Perfect 10 v. CCBill: "direct financial benefit" means infringing material must draw users, says Ninth Circuit
In its recent decision in Perfect 10 v. CCBill, the Ninth Circuit interprets a provision of the Digital Millenium Copyright Act that will be crucial to the outcome of Viacom v. YouTube. Per the Ninth Circuit, if the presence of infringing material is merely an "added benefit" for users and not a primary draw, a defendant should be immune from liability for the infringing acts of others. Of course the Second Circuit, where Viacom v. YouTube is pending, frequently disagrees with the Ninth Circuit's take on such things.
My thoughts about consensus on a blogging code of conduct are unchanged: consensus is unlikely, but the discussion is useful. Here are some comments I sent this morning to an editor at Der Spiegel Online (is it just me, or is the tenor of these questions in keeping with a certain presumption of loutishness?
YouTube is the anyone, anywhere video channel, and its tags bring order to its millions of clips. Realizing this, Jeff Jarvis encouraged people to post their questions to Presidential candidates and tag them "prezconference." Among the candidates, Joe Biden gets "First Post" honors.
I was quoted by a BBC reporter in a piece about the legal and ethical ramifications of the Kathy Sierra incident. Though the piece used many of my comments verbatim, it did not include them in full and suggested I disagreed with Tim O'Reilly about the advisability of a blogging code of conduct. In fact, I'm all for such a code. I do not think such a code addresses all the problems raised by this situation, particularly the indirect responsibility problem.

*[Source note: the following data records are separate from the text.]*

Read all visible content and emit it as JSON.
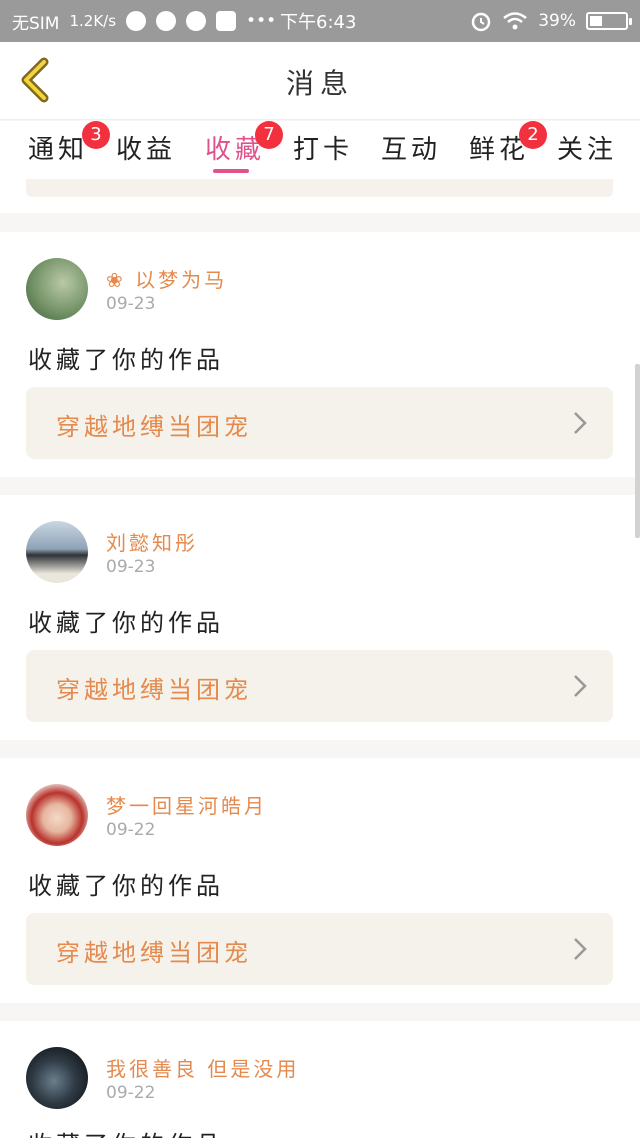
{
  "status_bar": {
    "carrier": "无SIM",
    "speed": "1.2K/s",
    "time": "下午6:43",
    "battery": "39%"
  },
  "header": {
    "title": "消息"
  },
  "tabs": [
    {
      "label": "通知",
      "badge": "3"
    },
    {
      "label": "收益",
      "badge": ""
    },
    {
      "label": "收藏",
      "badge": "7",
      "active": true
    },
    {
      "label": "打卡",
      "badge": ""
    },
    {
      "label": "互动",
      "badge": ""
    },
    {
      "label": "鲜花",
      "badge": "2"
    },
    {
      "label": "关注",
      "badge": ""
    }
  ],
  "messages": [
    {
      "name": "❀ 以梦为马",
      "date": "09-23",
      "action": "收藏了你的作品",
      "work": "穿越地缚当团宠"
    },
    {
      "name": "刘懿知彤",
      "date": "09-23",
      "action": "收藏了你的作品",
      "work": "穿越地缚当团宠"
    },
    {
      "name": "梦一回星河皓月",
      "date": "09-22",
      "action": "收藏了你的作品",
      "work": "穿越地缚当团宠"
    },
    {
      "name": "我很善良 但是没用",
      "date": "09-22",
      "action": "收藏了你的作品",
      "work": ""
    }
  ],
  "colors": {
    "accent": "#e0528b",
    "username": "#e58a4e",
    "badge": "#f2303e",
    "link_bg": "#f4f2ea"
  }
}
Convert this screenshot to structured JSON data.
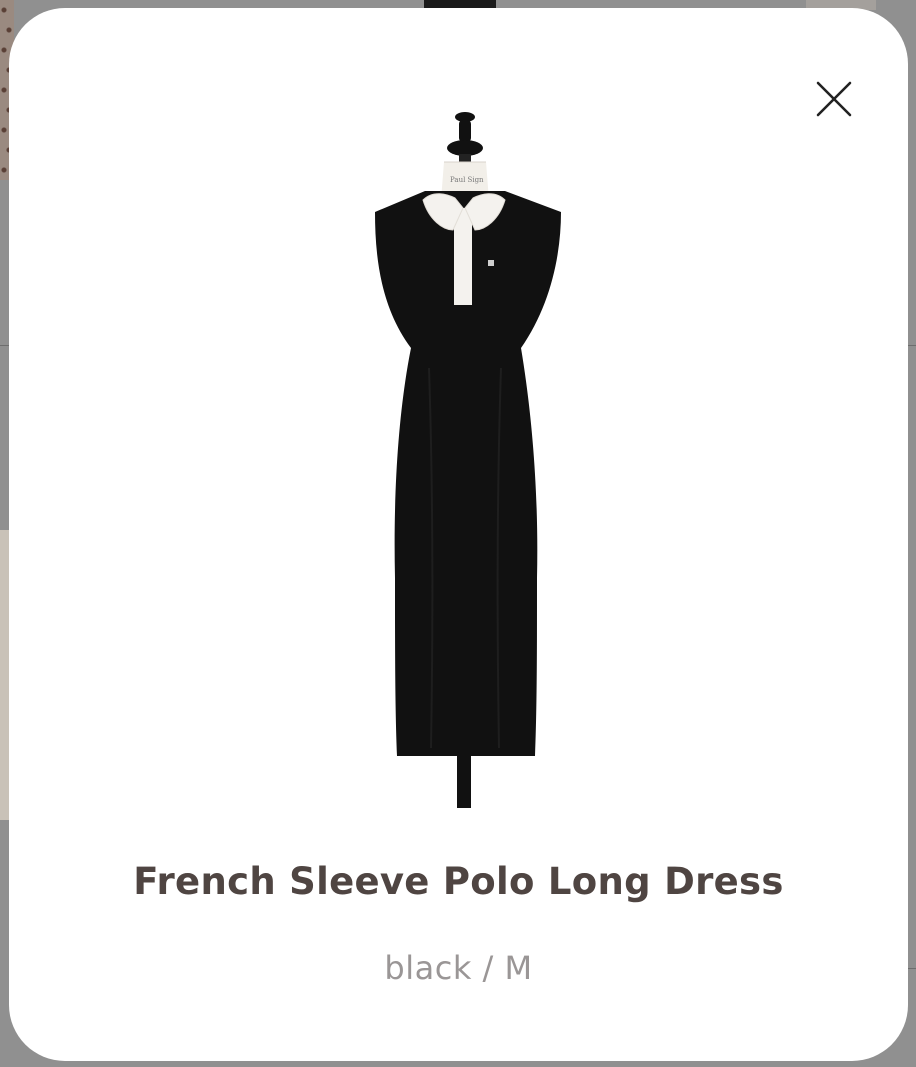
{
  "modal": {
    "close_icon": "close-icon",
    "product": {
      "title": "French Sleeve Polo Long Dress",
      "variant": "black / M",
      "image_icon": "dress-on-mannequin"
    }
  },
  "colors": {
    "title_text": "#4f4542",
    "variant_text": "#9a9696",
    "overlay": "#909090",
    "card": "#ffffff",
    "dress": "#111111",
    "collar": "#f4f2ee"
  }
}
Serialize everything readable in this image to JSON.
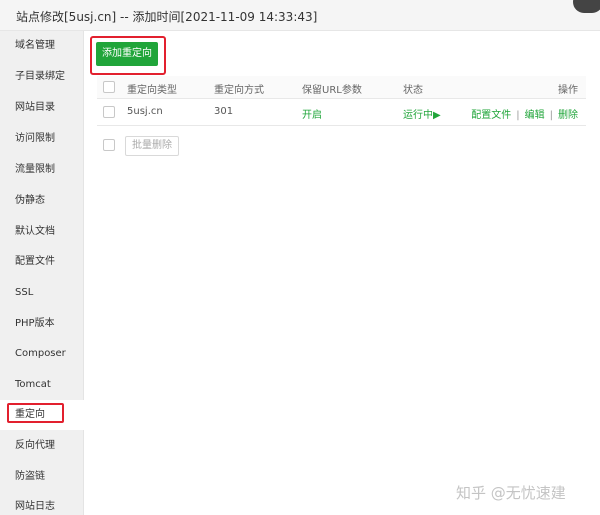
{
  "window": {
    "title": "站点修改[5usj.cn] -- 添加时间[2021-11-09 14:33:43]"
  },
  "sidebar": {
    "items": [
      {
        "label": "域名管理"
      },
      {
        "label": "子目录绑定"
      },
      {
        "label": "网站目录"
      },
      {
        "label": "访问限制"
      },
      {
        "label": "流量限制"
      },
      {
        "label": "伪静态"
      },
      {
        "label": "默认文档"
      },
      {
        "label": "配置文件"
      },
      {
        "label": "SSL"
      },
      {
        "label": "PHP版本"
      },
      {
        "label": "Composer"
      },
      {
        "label": "Tomcat"
      },
      {
        "label": "重定向"
      },
      {
        "label": "反向代理"
      },
      {
        "label": "防盗链"
      },
      {
        "label": "网站日志"
      }
    ],
    "active": "重定向"
  },
  "toolbar": {
    "add_label": "添加重定向"
  },
  "table": {
    "headers": {
      "type": "重定向类型",
      "method": "重定向方式",
      "keep_url": "保留URL参数",
      "status": "状态",
      "ops": "操作"
    },
    "rows": [
      {
        "type": "5usj.cn",
        "method": "301",
        "keep_url": "开启",
        "status": "运行中▶",
        "op_config": "配置文件",
        "op_sep": "|",
        "op_edit": "编辑",
        "op_delete": "删除"
      }
    ]
  },
  "footer": {
    "batch_delete_label": "批量删除"
  },
  "watermark": "知乎 @无忧速建",
  "colors": {
    "accent": "#20a53a",
    "highlight": "#e2202e"
  }
}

Kathy Sierra's plight has ignited the blogosphere and the press. But who should suffer because Ms. Sierra is suffering? And are existing legal protections sufficient to ensure that only those who should, will?